I was born in the shadows of volcanoes. My life has been spent looking in craters or exploring the slopes of volcanos that could erupt. I live in the Pacific Northwest, home to volcanoes that are dead, erupted or waiting for their moment. My year of birth is 1981, meaning I missed the eruption of Mount Saint Helens by one lousy year.
As a child in Vancouver Wa, I would look at the mountain crater from my elementary school playground and long to see a plume of ash rising from the ragged rim. One morning, my friend and I saw what we thought was an eruption, but it turned out to be a cloud, drifting from behind the sawed-off peak. Even today, volcanoes immediately get watched a bit more intently that non-volcanic peaks. I envision an eruption, how it would look and what type it would be.
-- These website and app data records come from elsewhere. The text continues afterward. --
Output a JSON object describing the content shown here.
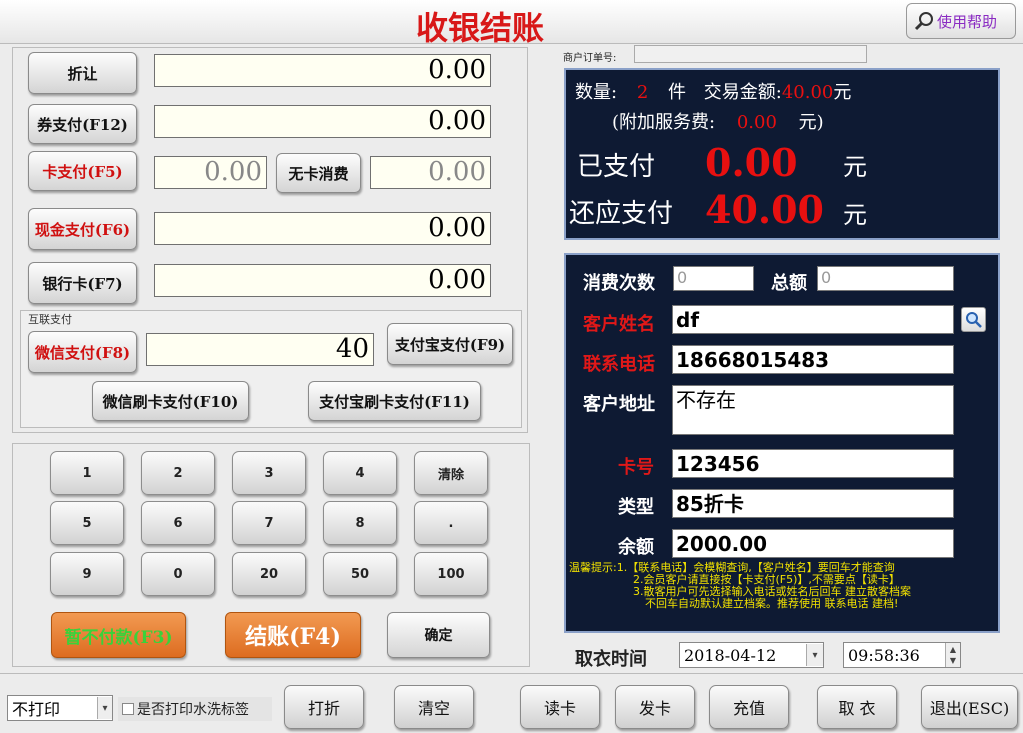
{
  "title": "收银结账",
  "help_label": "使用帮助",
  "payments": {
    "discount": {
      "label": "折让",
      "value": "0.00"
    },
    "coupon": {
      "label": "券支付(F12)",
      "value": "0.00"
    },
    "card": {
      "label": "卡支付(F5)",
      "value": "0.00",
      "nocard_label": "无卡消费",
      "nocard_value": "0.00"
    },
    "cash": {
      "label": "现金支付(F6)",
      "value": "0.00"
    },
    "bank": {
      "label": "银行卡(F7)",
      "value": "0.00"
    },
    "online_group": "互联支付",
    "wechat": {
      "label": "微信支付(F8)",
      "value": "40"
    },
    "alipay_label": "支付宝支付(F9)",
    "wechat_swipe_label": "微信刷卡支付(F10)",
    "alipay_swipe_label": "支付宝刷卡支付(F11)"
  },
  "keypad": [
    [
      "1",
      "2",
      "3",
      "4",
      "清除"
    ],
    [
      "5",
      "6",
      "7",
      "8",
      "."
    ],
    [
      "9",
      "0",
      "20",
      "50",
      "100"
    ]
  ],
  "actions": {
    "defer_label": "暂不付款(F3)",
    "checkout_label": "结账(F4)",
    "confirm_label": "确定"
  },
  "order": {
    "label": "商户订单号:",
    "value": ""
  },
  "summary": {
    "qty_label": "数量:",
    "qty": "2",
    "qty_unit": "件",
    "amount_label": "交易金额:",
    "amount": "40.00",
    "amount_unit": "元",
    "service_label": "(附加服务费:",
    "service": "0.00",
    "service_unit": "元)",
    "paid_label": "已支付",
    "paid": "0.00",
    "paid_unit": "元",
    "due_label": "还应支付",
    "due": "40.00",
    "due_unit": "元"
  },
  "customer": {
    "visits_label": "消费次数",
    "visits": "0",
    "total_label": "总额",
    "total": "0",
    "name_label": "客户姓名",
    "name": "df",
    "phone_label": "联系电话",
    "phone": "18668015483",
    "address_label": "客户地址",
    "address": "不存在",
    "card_label": "卡号",
    "card": "123456",
    "type_label": "类型",
    "type": "85折卡",
    "balance_label": "余额",
    "balance": "2000.00",
    "tips": [
      "温馨提示:1.【联系电话】会模糊查询,【客户姓名】要回车才能查询",
      "2.会员客户请直接按【卡支付(F5)】,不需要点【读卡】",
      "3.散客用户可先选择输入电话或姓名后回车 建立散客档案",
      "不回车自动默认建立档案。推荐使用 联系电话 建档!"
    ]
  },
  "pickup": {
    "label": "取衣时间",
    "date": "2018-04-12",
    "time": "09:58:36"
  },
  "print": {
    "select": "不打印",
    "checkbox_label": "是否打印水洗标签"
  },
  "bottom": [
    "打折",
    "清空",
    "读卡",
    "发卡",
    "充值",
    "取 衣",
    "退出(ESC)"
  ],
  "colors": {
    "title": "#d81818",
    "dark_bg": "#0e1a33",
    "red_amount": "#e81010",
    "orange": "#e8782a"
  }
}
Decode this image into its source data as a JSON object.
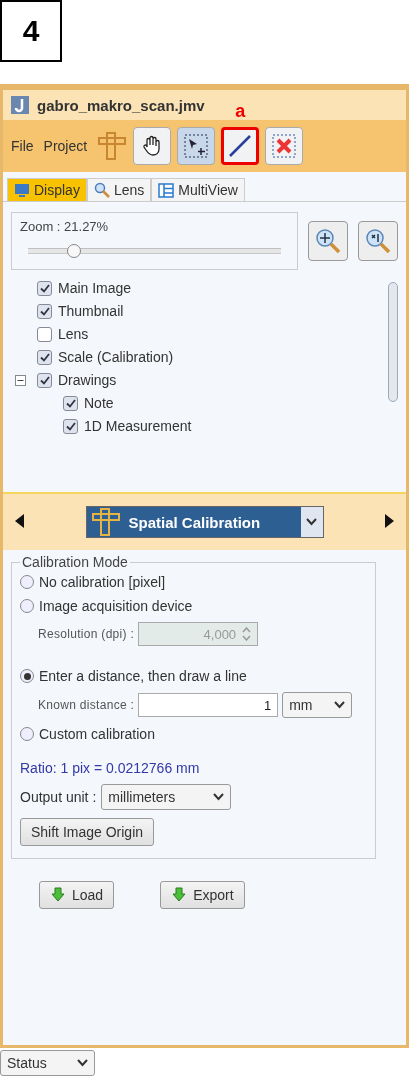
{
  "figure_label": "4",
  "window": {
    "title": "gabro_makro_scan.jmv"
  },
  "menu": [
    "File",
    "Project"
  ],
  "tools": [
    {
      "kind": "hand",
      "selected": false
    },
    {
      "kind": "select",
      "selected": true
    },
    {
      "kind": "line",
      "selected": false,
      "annotation": "a"
    },
    {
      "kind": "delete",
      "selected": false
    }
  ],
  "tabs": [
    {
      "label": "Display",
      "kind": "display",
      "selected": true
    },
    {
      "label": "Lens",
      "kind": "lens",
      "selected": false
    },
    {
      "label": "MultiView",
      "kind": "multiview",
      "selected": false
    }
  ],
  "zoom": {
    "label": "Zoom : 21.27%",
    "level": 0.18
  },
  "layers": [
    {
      "label": "Main Image",
      "checked": true
    },
    {
      "label": "Thumbnail",
      "checked": true
    },
    {
      "label": "Lens",
      "checked": false
    },
    {
      "label": "Scale (Calibration)",
      "checked": true
    },
    {
      "label": "Drawings",
      "checked": true,
      "expanded": true,
      "children": [
        {
          "label": "Note",
          "checked": true
        },
        {
          "label": "1D Measurement",
          "checked": true
        }
      ]
    }
  ],
  "module_selector": {
    "value": "Spatial Calibration"
  },
  "calibration": {
    "title": "Calibration Mode",
    "options": [
      {
        "label": "No calibration [pixel]",
        "selected": false
      },
      {
        "label": "Image acquisition device",
        "selected": false,
        "field": {
          "kind": "spin",
          "label": "Resolution (dpi) :",
          "value": "4,000",
          "disabled": true
        }
      },
      {
        "label": "Enter a distance, then draw a line",
        "selected": true,
        "field": {
          "kind": "distance",
          "label": "Known distance :",
          "value": "1",
          "unit": "mm",
          "disabled": false
        }
      },
      {
        "label": "Custom calibration",
        "selected": false
      }
    ],
    "ratio": "Ratio: 1 pix  = 0.0212766 mm",
    "output_unit": {
      "label": "Output unit :",
      "value": "millimeters"
    },
    "shift_button": "Shift Image Origin"
  },
  "buttons": [
    "Load",
    "Export"
  ],
  "status": "Status"
}
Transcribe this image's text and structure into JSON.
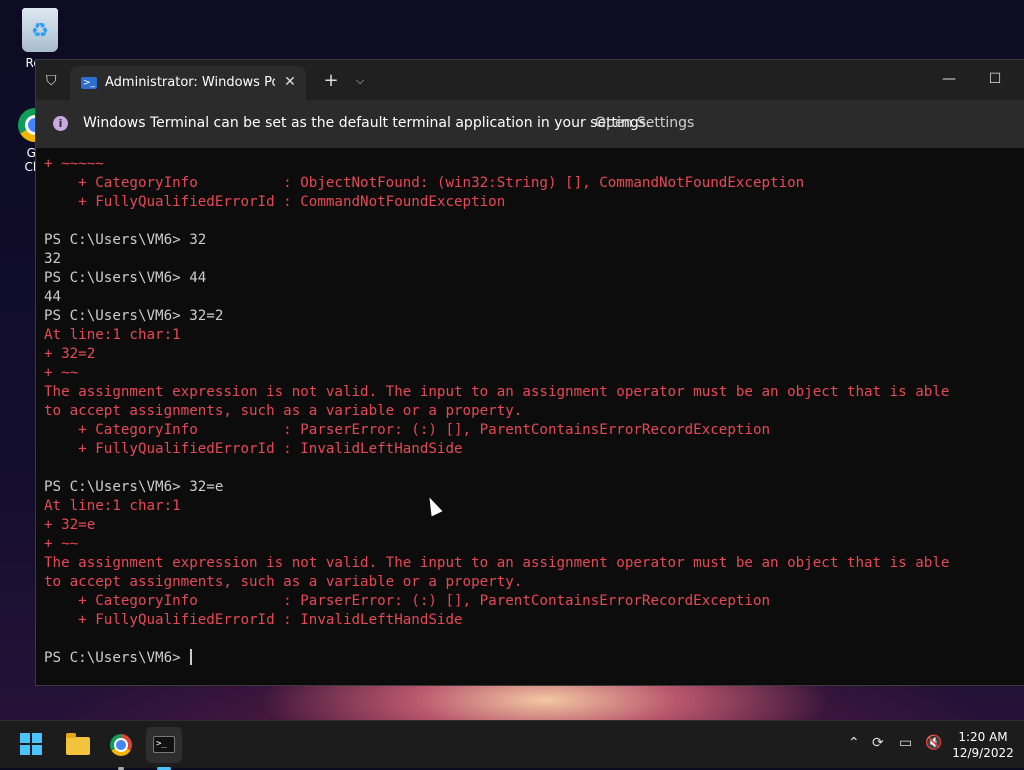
{
  "desktop": {
    "icons": [
      {
        "label": "Recy"
      },
      {
        "label_line1": "Go",
        "label_line2": "Chr"
      }
    ]
  },
  "window": {
    "tab_title": "Administrator: Windows PowerShell",
    "new_tab": "+",
    "dropdown": "⌵",
    "minimize": "—",
    "maximize": "☐"
  },
  "infobar": {
    "message": "Windows Terminal can be set as the default terminal application in your settings.",
    "link": "Open Settings"
  },
  "console": {
    "lines": [
      {
        "text": "+ ~~~~~",
        "style": "err"
      },
      {
        "text": "    + CategoryInfo          : ObjectNotFound: (win32:String) [], CommandNotFoundException",
        "style": "err"
      },
      {
        "text": "    + FullyQualifiedErrorId : CommandNotFoundException",
        "style": "err"
      },
      {
        "text": "",
        "style": "out"
      },
      {
        "text": "PS C:\\Users\\VM6> 32",
        "style": "out"
      },
      {
        "text": "32",
        "style": "out"
      },
      {
        "text": "PS C:\\Users\\VM6> 44",
        "style": "out"
      },
      {
        "text": "44",
        "style": "out"
      },
      {
        "text": "PS C:\\Users\\VM6> 32=2",
        "style": "out"
      },
      {
        "text": "At line:1 char:1",
        "style": "err"
      },
      {
        "text": "+ 32=2",
        "style": "err"
      },
      {
        "text": "+ ~~",
        "style": "err"
      },
      {
        "text": "The assignment expression is not valid. The input to an assignment operator must be an object that is able",
        "style": "err"
      },
      {
        "text": "to accept assignments, such as a variable or a property.",
        "style": "err"
      },
      {
        "text": "    + CategoryInfo          : ParserError: (:) [], ParentContainsErrorRecordException",
        "style": "err"
      },
      {
        "text": "    + FullyQualifiedErrorId : InvalidLeftHandSide",
        "style": "err"
      },
      {
        "text": "",
        "style": "out"
      },
      {
        "text": "PS C:\\Users\\VM6> 32=e",
        "style": "out"
      },
      {
        "text": "At line:1 char:1",
        "style": "err"
      },
      {
        "text": "+ 32=e",
        "style": "err"
      },
      {
        "text": "+ ~~",
        "style": "err"
      },
      {
        "text": "The assignment expression is not valid. The input to an assignment operator must be an object that is able",
        "style": "err"
      },
      {
        "text": "to accept assignments, such as a variable or a property.",
        "style": "err"
      },
      {
        "text": "    + CategoryInfo          : ParserError: (:) [], ParentContainsErrorRecordException",
        "style": "err"
      },
      {
        "text": "    + FullyQualifiedErrorId : InvalidLeftHandSide",
        "style": "err"
      },
      {
        "text": "",
        "style": "out"
      }
    ],
    "prompt": "PS C:\\Users\\VM6> "
  },
  "taskbar": {
    "apps": [
      "start",
      "file-explorer",
      "chrome",
      "terminal"
    ],
    "time": "1:20 AM",
    "date": "12/9/2022"
  },
  "colors": {
    "error": "#e74856",
    "text": "#cccccc",
    "accent": "#4cc2ff"
  }
}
While I might not see one in my lifetime, I am now part of a generation of adults who has the world at out finger-tips. With the simple swiping of my hand, I can travel the world and witness eruptions as they happen. What was once only seen on the pages of National Geographic, is now accessible on my phone while I drink a cup of coffee.
The eruption that caught my eye today was Chile’s volcano known as Villarrica. The mountain, which is a popular place to hike, climb, and ski, is also one of the world’s most active volcanoes. Despite being so active, when it is not erupting, visitors are allowed to hike up to the crater and see lava shoot out in small spurts. During this eruption, hikers are being told to stay at least 3,500 feet away.
Images like the ones below make me wonder if I will ever see an eruption firsthand. If we knew it would take no lives, I think many of us would enjoy seeing an eruption nearby. I doubt Mt Rainier, which just celebrated its 116th birthday as a National Park, will erupt in my lifetime. When it does erupt, all I know is it better be a sunny day. The world deserves to see those pictures.
Immediately after I posted the story above, I was sent a link to this video of a new island being formed in the middle of the Pacific Ocean. The video is from the Japanese Coast Guard.